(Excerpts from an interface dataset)

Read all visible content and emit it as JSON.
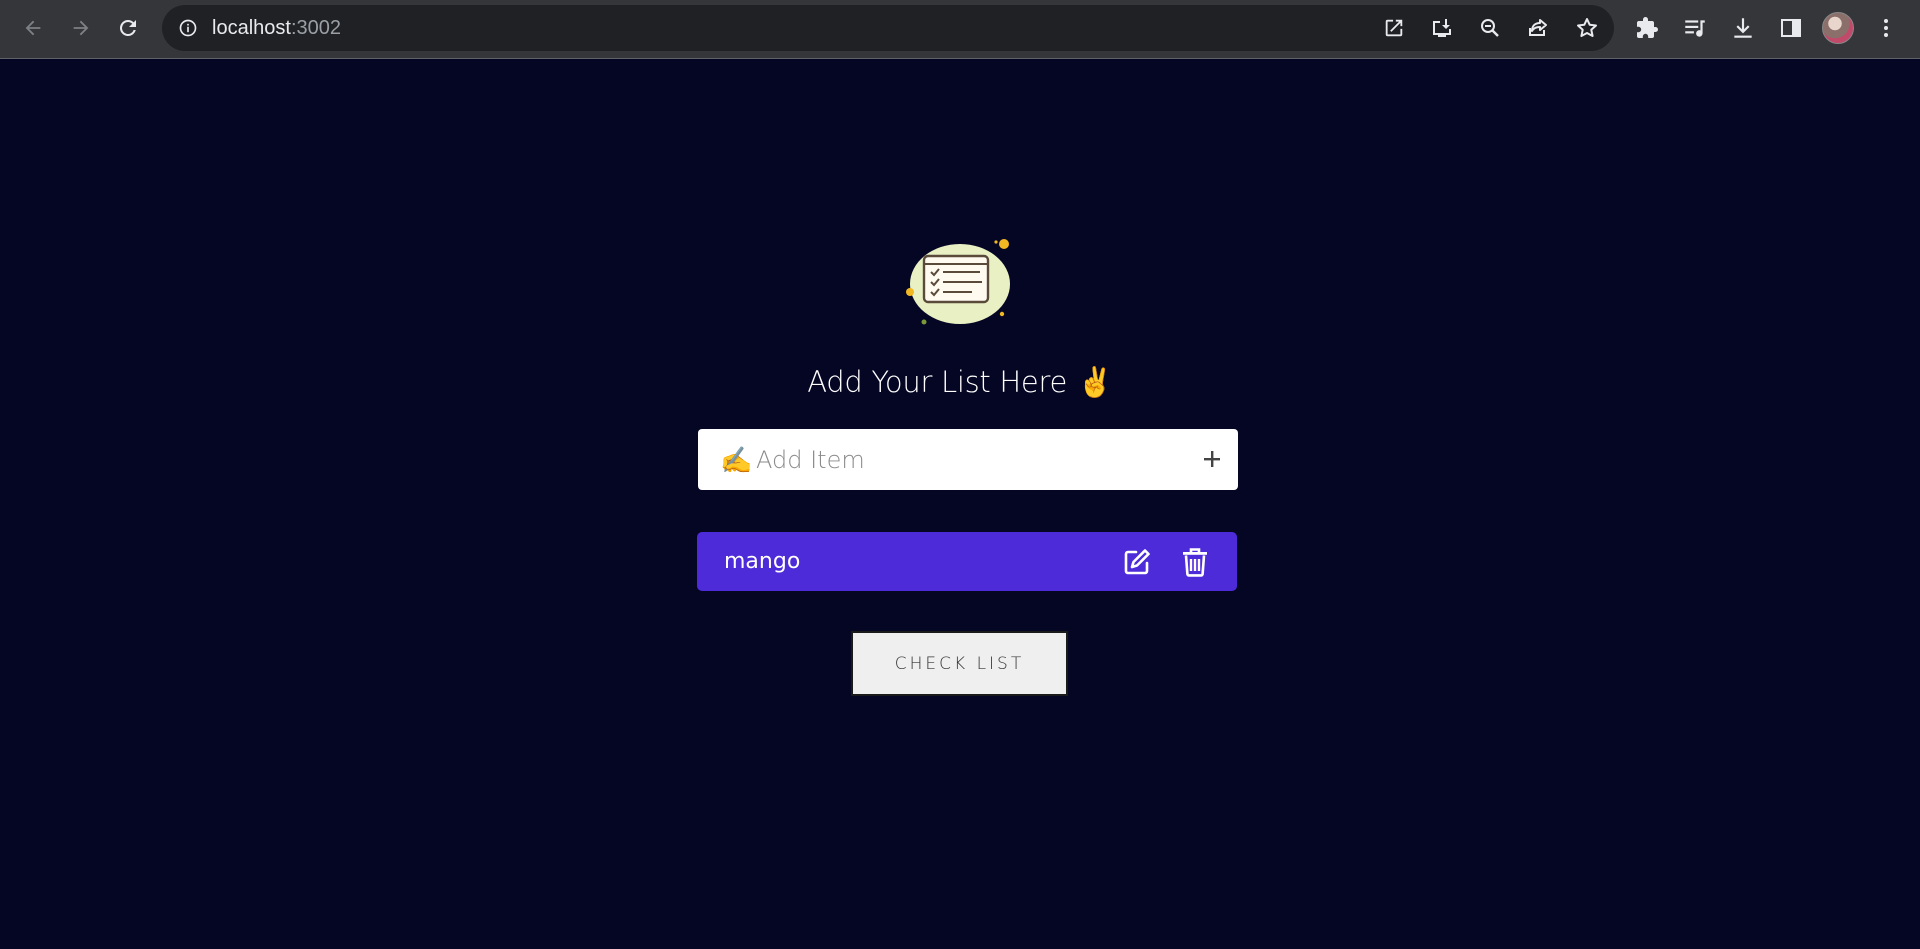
{
  "browser": {
    "url_host": "localhost",
    "url_port": ":3002",
    "icons": [
      "back-arrow-icon",
      "forward-arrow-icon",
      "reload-icon",
      "info-icon",
      "open-in-new-icon",
      "install-app-icon",
      "zoom-out-icon",
      "share-icon",
      "bookmark-star-icon",
      "extensions-icon",
      "media-queue-icon",
      "download-icon",
      "side-panel-icon",
      "profile-avatar",
      "menu-dots-icon"
    ]
  },
  "page": {
    "heading": "Add Your List Here",
    "heading_emoji": "✌️",
    "add_input": {
      "emoji": "✍️",
      "placeholder": "Add Item",
      "value": ""
    },
    "add_button_icon": "plus-icon",
    "items": [
      {
        "label": "mango"
      }
    ],
    "check_button_label": "CHECK LIST"
  },
  "colors": {
    "background": "#050524",
    "item_row": "#4e2bd9",
    "chrome": "#35363a",
    "omnibox": "#202124"
  }
}
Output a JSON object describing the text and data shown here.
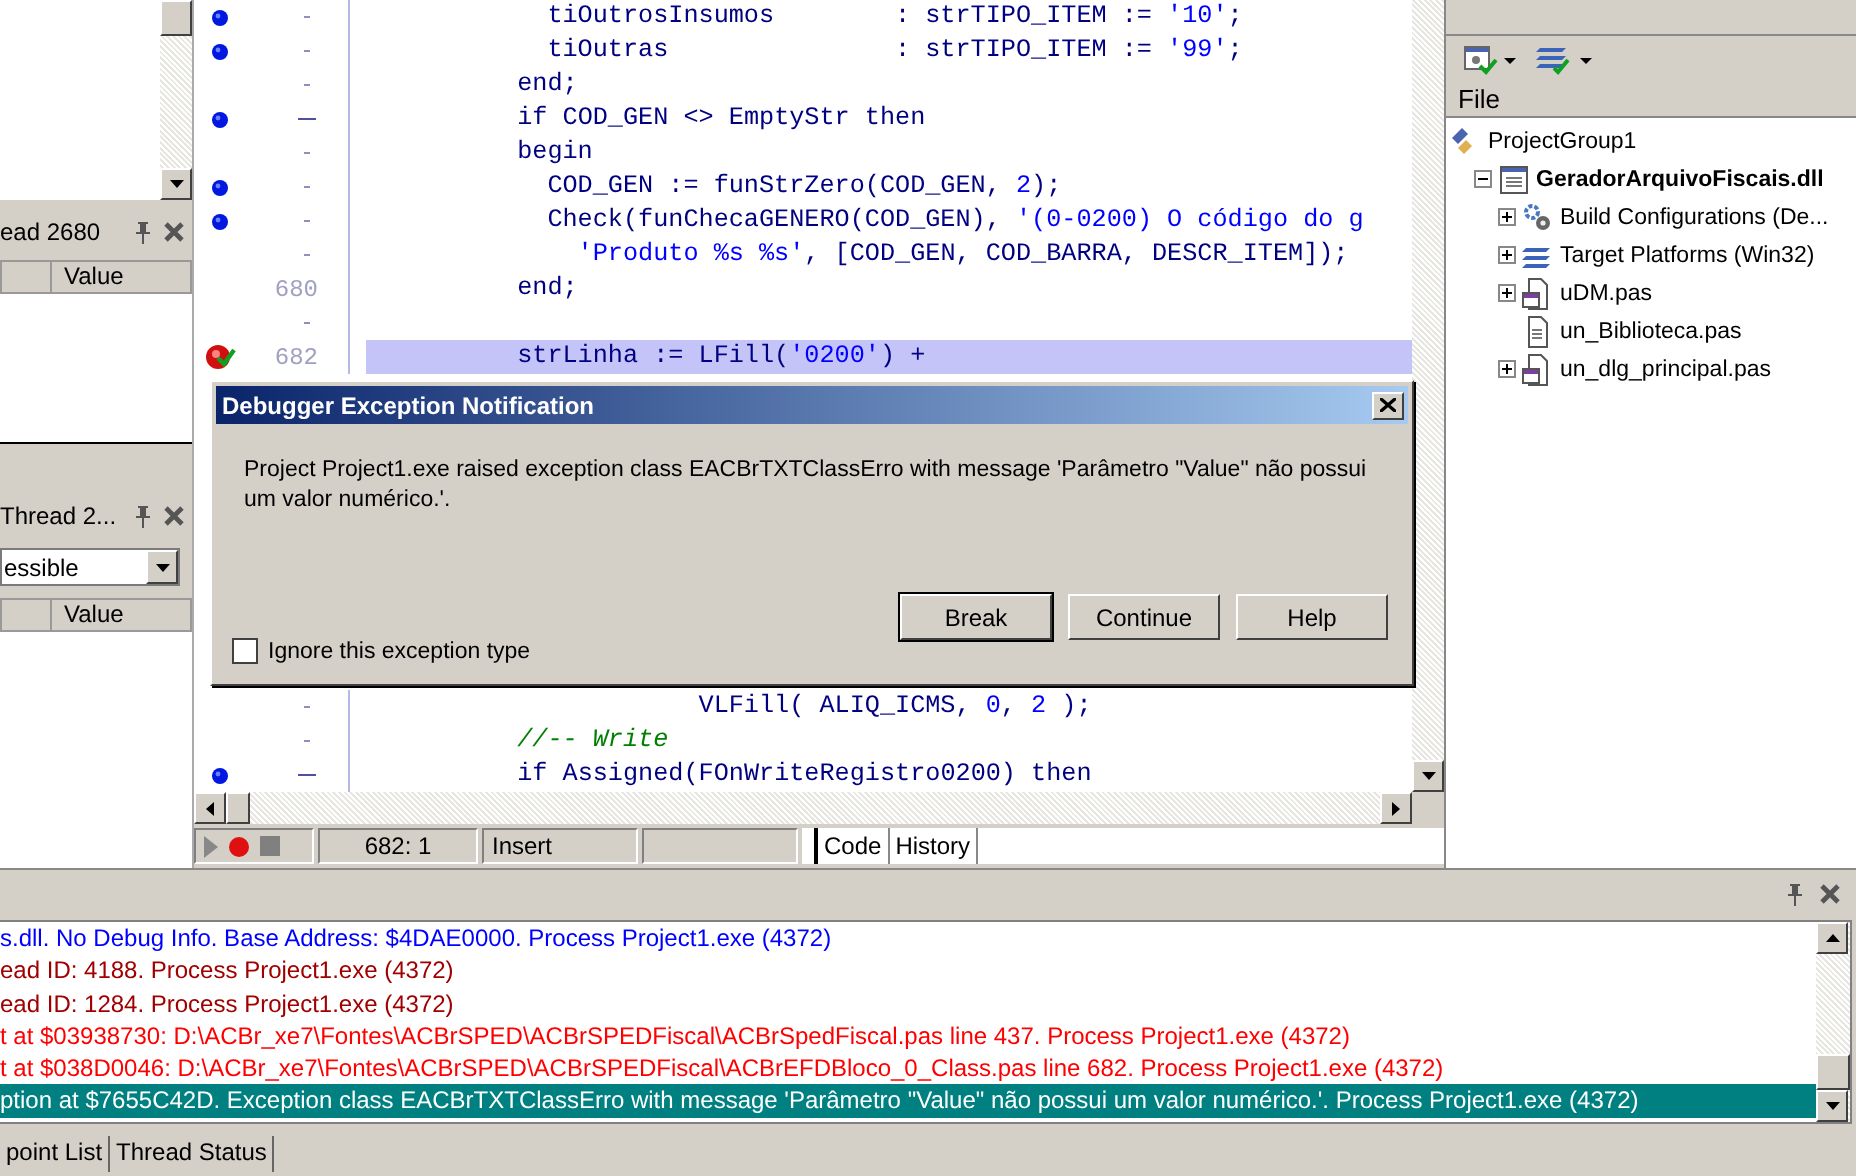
{
  "left_pane": {
    "panel_1": {
      "title": "ead 2680",
      "column_header": "Value"
    },
    "panel_2": {
      "title": "Thread 2...",
      "combo_value": "essible",
      "column_header": "Value"
    }
  },
  "editor": {
    "lines_top": [
      {
        "kind": "breakpoint",
        "fold": false,
        "highlighted": false,
        "tokens": [
          {
            "kind": "text",
            "t": "            tiOutrosInsumos        : strTIPO_ITEM := "
          },
          {
            "kind": "string",
            "t": "'10'"
          },
          {
            "kind": "text",
            "t": ";"
          }
        ]
      },
      {
        "kind": "breakpoint",
        "fold": false,
        "highlighted": false,
        "tokens": [
          {
            "kind": "text",
            "t": "            tiOutras               : strTIPO_ITEM := "
          },
          {
            "kind": "string",
            "t": "'99'"
          },
          {
            "kind": "text",
            "t": ";"
          }
        ]
      },
      {
        "kind": "plain",
        "fold": false,
        "highlighted": false,
        "tokens": [
          {
            "kind": "keyword",
            "t": "          end"
          },
          {
            "kind": "text",
            "t": ";"
          }
        ]
      },
      {
        "kind": "breakpoint",
        "fold": true,
        "highlighted": false,
        "tokens": [
          {
            "kind": "keyword",
            "t": "          if"
          },
          {
            "kind": "text",
            "t": " COD_GEN <> EmptyStr "
          },
          {
            "kind": "keyword",
            "t": "then"
          }
        ]
      },
      {
        "kind": "plain",
        "fold": false,
        "highlighted": false,
        "tokens": [
          {
            "kind": "keyword",
            "t": "          begin"
          }
        ]
      },
      {
        "kind": "breakpoint",
        "fold": false,
        "highlighted": false,
        "tokens": [
          {
            "kind": "text",
            "t": "            COD_GEN := funStrZero(COD_GEN, "
          },
          {
            "kind": "number",
            "t": "2"
          },
          {
            "kind": "text",
            "t": ");"
          }
        ]
      },
      {
        "kind": "breakpoint",
        "fold": false,
        "highlighted": false,
        "tokens": [
          {
            "kind": "text",
            "t": "            Check(funChecaGENERO(COD_GEN), "
          },
          {
            "kind": "string",
            "t": "'(0-0200) O código do g"
          }
        ]
      },
      {
        "kind": "plain",
        "fold": false,
        "highlighted": false,
        "tokens": [
          {
            "kind": "string",
            "t": "              'Produto %s %s'"
          },
          {
            "kind": "text",
            "t": ", [COD_GEN, COD_BARRA, DESCR_ITEM]);"
          }
        ]
      },
      {
        "kind": "plain",
        "highlighted": false,
        "number": "680",
        "tokens": [
          {
            "kind": "keyword",
            "t": "          end"
          },
          {
            "kind": "text",
            "t": ";"
          }
        ]
      },
      {
        "kind": "plain",
        "fold": false,
        "highlighted": false
      },
      {
        "kind": "execution",
        "highlighted": true,
        "number": "682",
        "tokens": [
          {
            "kind": "text",
            "t": "          strLinha := LFill("
          },
          {
            "kind": "string",
            "t": "'0200'"
          },
          {
            "kind": "text",
            "t": ") +"
          }
        ]
      }
    ],
    "lines_bottom": [
      {
        "kind": "plain",
        "fold": false,
        "highlighted": false,
        "tokens": [
          {
            "kind": "text",
            "t": "                      VLFill( ALIQ_ICMS, "
          },
          {
            "kind": "number",
            "t": "0"
          },
          {
            "kind": "text",
            "t": ", "
          },
          {
            "kind": "number",
            "t": "2"
          },
          {
            "kind": "text",
            "t": " );"
          }
        ]
      },
      {
        "kind": "plain",
        "fold": false,
        "highlighted": false,
        "tokens": [
          {
            "kind": "comment",
            "t": "          //-- Write"
          }
        ]
      },
      {
        "kind": "breakpoint",
        "fold": true,
        "highlighted": false,
        "tokens": [
          {
            "kind": "keyword",
            "t": "          if"
          },
          {
            "kind": "text",
            "t": " Assigned(FOnWriteRegistro0200) "
          },
          {
            "kind": "keyword",
            "t": "then"
          }
        ]
      }
    ],
    "status": {
      "position": "682:  1",
      "mode": "Insert"
    },
    "tabs": [
      {
        "label": "Code",
        "selected": true
      },
      {
        "label": "History",
        "selected": false
      }
    ]
  },
  "dialog": {
    "title": "Debugger Exception Notification",
    "message": "Project Project1.exe raised exception class EACBrTXTClassErro with message 'Parâmetro \"Value\" não possui um valor numérico.'.",
    "checkbox": {
      "label": "Ignore this exception type",
      "checked": false
    },
    "buttons": [
      {
        "label": "Break",
        "default": true
      },
      {
        "label": "Continue",
        "default": false
      },
      {
        "label": "Help",
        "default": false
      }
    ]
  },
  "project_manager": {
    "column_header": "File",
    "tree": [
      {
        "label": "ProjectGroup1",
        "kind": "group",
        "bold": false,
        "children": [
          {
            "label": "GeradorArquivoFiscais.dll",
            "kind": "project",
            "bold": true,
            "expanded": true,
            "children": [
              {
                "label": "Build Configurations (De...",
                "kind": "gears",
                "bold": false,
                "expanded": false
              },
              {
                "label": "Target Platforms (Win32)",
                "kind": "layers",
                "bold": false,
                "expanded": false
              },
              {
                "label": "uDM.pas",
                "kind": "form_unit",
                "bold": false,
                "expanded": false
              },
              {
                "label": "un_Biblioteca.pas",
                "kind": "unit",
                "bold": false
              },
              {
                "label": "un_dlg_principal.pas",
                "kind": "form_unit",
                "bold": false,
                "expanded": false
              }
            ]
          }
        ]
      }
    ]
  },
  "messages": {
    "lines": [
      {
        "text": "s.dll. No Debug Info. Base Address: $4DAE0000. Process Project1.exe (4372)",
        "color": "#0000ff",
        "selected": false
      },
      {
        "text": "ead ID: 4188. Process Project1.exe (4372)",
        "color": "#a00000",
        "selected": false
      },
      {
        "text": "ead ID: 1284. Process Project1.exe (4372)",
        "color": "#a00000",
        "selected": false
      },
      {
        "text": "t at $03938730: D:\\ACBr_xe7\\Fontes\\ACBrSPED\\ACBrSPEDFiscal\\ACBrSpedFiscal.pas line 437. Process Project1.exe (4372)",
        "color": "#ff0000",
        "selected": false
      },
      {
        "text": "t at $038D0046: D:\\ACBr_xe7\\Fontes\\ACBrSPED\\ACBrSPEDFiscal\\ACBrEFDBloco_0_Class.pas line 682. Process Project1.exe (4372)",
        "color": "#ff0000",
        "selected": false
      },
      {
        "text": "ption at $7655C42D. Exception class EACBrTXTClassErro with message 'Parâmetro \"Value\" não possui um valor numérico.'. Process Project1.exe (4372)",
        "selected": true
      }
    ]
  },
  "bottom_tabs": [
    {
      "label": "point List",
      "selected": false
    },
    {
      "label": "Thread Status",
      "selected": false
    }
  ]
}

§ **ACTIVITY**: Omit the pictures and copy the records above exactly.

§ **TASK SOLUTION**:
Read all visible content and emit it as JSON.
{
  "browser": {
    "url_host": "localhost",
    "url_port": ":3002",
    "icons": [
      "back-arrow-icon",
      "forward-arrow-icon",
      "reload-icon",
      "info-icon",
      "open-in-new-icon",
      "install-app-icon",
      "zoom-out-icon",
      "share-icon",
      "bookmark-star-icon",
      "extensions-icon",
      "media-queue-icon",
      "download-icon",
      "side-panel-icon",
      "profile-avatar",
      "menu-dots-icon"
    ]
  },
  "page": {
    "heading": "Add Your List Here",
    "heading_emoji": "✌️",
    "add_input": {
      "emoji": "✍️",
      "placeholder": "Add Item",
      "value": ""
    },
    "add_button_icon": "plus-icon",
    "items": [
      {
        "label": "mango"
      }
    ],
    "check_button_label": "CHECK LIST"
  },
  "colors": {
    "background": "#050524",
    "item_row": "#4e2bd9",
    "chrome": "#35363a",
    "omnibox": "#202124"
  }
}
Output a JSON object describing the text and data shown here.
{
  "left_pane": {
    "panel_1": {
      "title": "ead 2680",
      "column_header": "Value"
    },
    "panel_2": {
      "title": "Thread 2...",
      "combo_value": "essible",
      "column_header": "Value"
    }
  },
  "editor": {
    "lines_top": [
      {
        "kind": "breakpoint",
        "fold": false,
        "highlighted": false,
        "tokens": [
          {
            "kind": "text",
            "t": "            tiOutrosInsumos        : strTIPO_ITEM := "
          },
          {
            "kind": "string",
            "t": "'10'"
          },
          {
            "kind": "text",
            "t": ";"
          }
        ]
      },
      {
        "kind": "breakpoint",
        "fold": false,
        "highlighted": false,
        "tokens": [
          {
            "kind": "text",
            "t": "            tiOutras               : strTIPO_ITEM := "
          },
          {
            "kind": "string",
            "t": "'99'"
          },
          {
            "kind": "text",
            "t": ";"
          }
        ]
      },
      {
        "kind": "plain",
        "fold": false,
        "highlighted": false,
        "tokens": [
          {
            "kind": "keyword",
            "t": "          end"
          },
          {
            "kind": "text",
            "t": ";"
          }
        ]
      },
      {
        "kind": "breakpoint",
        "fold": true,
        "highlighted": false,
        "tokens": [
          {
            "kind": "keyword",
            "t": "          if"
          },
          {
            "kind": "text",
            "t": " COD_GEN <> EmptyStr "
          },
          {
            "kind": "keyword",
            "t": "then"
          }
        ]
      },
      {
        "kind": "plain",
        "fold": false,
        "highlighted": false,
        "tokens": [
          {
            "kind": "keyword",
            "t": "          begin"
          }
        ]
      },
      {
        "kind": "breakpoint",
        "fold": false,
        "highlighted": false,
        "tokens": [
          {
            "kind": "text",
            "t": "            COD_GEN := funStrZero(COD_GEN, "
          },
          {
            "kind": "number",
            "t": "2"
          },
          {
            "kind": "text",
            "t": ");"
          }
        ]
      },
      {
        "kind": "breakpoint",
        "fold": false,
        "highlighted": false,
        "tokens": [
          {
            "kind": "text",
            "t": "            Check(funChecaGENERO(COD_GEN), "
          },
          {
            "kind": "string",
            "t": "'(0-0200) O código do g"
          }
        ]
      },
      {
        "kind": "plain",
        "fold": false,
        "highlighted": false,
        "tokens": [
          {
            "kind": "string",
            "t": "              'Produto %s %s'"
          },
          {
            "kind": "text",
            "t": ", [COD_GEN, COD_BARRA, DESCR_ITEM]);"
          }
        ]
      },
      {
        "kind": "plain",
        "highlighted": false,
        "number": "680",
        "tokens": [
          {
            "kind": "keyword",
            "t": "          end"
          },
          {
            "kind": "text",
            "t": ";"
          }
        ]
      },
      {
        "kind": "plain",
        "fold": false,
        "highlighted": false
      },
      {
        "kind": "execution",
        "highlighted": true,
        "number": "682",
        "tokens": [
          {
            "kind": "text",
            "t": "          strLinha := LFill("
          },
          {
            "kind": "string",
            "t": "'0200'"
          },
          {
            "kind": "text",
            "t": ") +"
          }
        ]
      }
    ],
    "lines_bottom": [
      {
        "kind": "plain",
        "fold": false,
        "highlighted": false,
        "tokens": [
          {
            "kind": "text",
            "t": "                      VLFill( ALIQ_ICMS, "
          },
          {
            "kind": "number",
            "t": "0"
          },
          {
            "kind": "text",
            "t": ", "
          },
          {
            "kind": "number",
            "t": "2"
          },
          {
            "kind": "text",
            "t": " );"
          }
        ]
      },
      {
        "kind": "plain",
        "fold": false,
        "highlighted": false,
        "tokens": [
          {
            "kind": "comment",
            "t": "          //-- Write"
          }
        ]
      },
      {
        "kind": "breakpoint",
        "fold": true,
        "highlighted": false,
        "tokens": [
          {
            "kind": "keyword",
            "t": "          if"
          },
          {
            "kind": "text",
            "t": " Assigned(FOnWriteRegistro0200) "
          },
          {
            "kind": "keyword",
            "t": "then"
          }
        ]
      }
    ],
    "status": {
      "position": "682:  1",
      "mode": "Insert"
    },
    "tabs": [
      {
        "label": "Code",
        "selected": true
      },
      {
        "label": "History",
        "selected": false
      }
    ]
  },
  "dialog": {
    "title": "Debugger Exception Notification",
    "message": "Project Project1.exe raised exception class EACBrTXTClassErro with message 'Parâmetro \"Value\" não possui um valor numérico.'.",
    "checkbox": {
      "label": "Ignore this exception type",
      "checked": false
    },
    "buttons": [
      {
        "label": "Break",
        "default": true
      },
      {
        "label": "Continue",
        "default": false
      },
      {
        "label": "Help",
        "default": false
      }
    ]
  },
  "project_manager": {
    "column_header": "File",
    "tree": [
      {
        "label": "ProjectGroup1",
        "kind": "group",
        "bold": false,
        "children": [
          {
            "label": "GeradorArquivoFiscais.dll",
            "kind": "project",
            "bold": true,
            "expanded": true,
            "children": [
              {
                "label": "Build Configurations (De...",
                "kind": "gears",
                "bold": false,
                "expanded": false
              },
              {
                "label": "Target Platforms (Win32)",
                "kind": "layers",
                "bold": false,
                "expanded": false
              },
              {
                "label": "uDM.pas",
                "kind": "form_unit",
                "bold": false,
                "expanded": false
              },
              {
                "label": "un_Biblioteca.pas",
                "kind": "unit",
                "bold": false
              },
              {
                "label": "un_dlg_principal.pas",
                "kind": "form_unit",
                "bold": false,
                "expanded": false
              }
            ]
          }
        ]
      }
    ]
  },
  "messages": {
    "lines": [
      {
        "text": "s.dll. No Debug Info. Base Address: $4DAE0000. Process Project1.exe (4372)",
        "color": "#0000ff",
        "selected": false
      },
      {
        "text": "ead ID: 4188. Process Project1.exe (4372)",
        "color": "#a00000",
        "selected": false
      },
      {
        "text": "ead ID: 1284. Process Project1.exe (4372)",
        "color": "#a00000",
        "selected": false
      },
      {
        "text": "t at $03938730: D:\\ACBr_xe7\\Fontes\\ACBrSPED\\ACBrSPEDFiscal\\ACBrSpedFiscal.pas line 437. Process Project1.exe (4372)",
        "color": "#ff0000",
        "selected": false
      },
      {
        "text": "t at $038D0046: D:\\ACBr_xe7\\Fontes\\ACBrSPED\\ACBrSPEDFiscal\\ACBrEFDBloco_0_Class.pas line 682. Process Project1.exe (4372)",
        "color": "#ff0000",
        "selected": false
      },
      {
        "text": "ption at $7655C42D. Exception class EACBrTXTClassErro with message 'Parâmetro \"Value\" não possui um valor numérico.'. Process Project1.exe (4372)",
        "selected": true
      }
    ]
  },
  "bottom_tabs": [
    {
      "label": "point List",
      "selected": false
    },
    {
      "label": "Thread Status",
      "selected": false
    }
  ]
}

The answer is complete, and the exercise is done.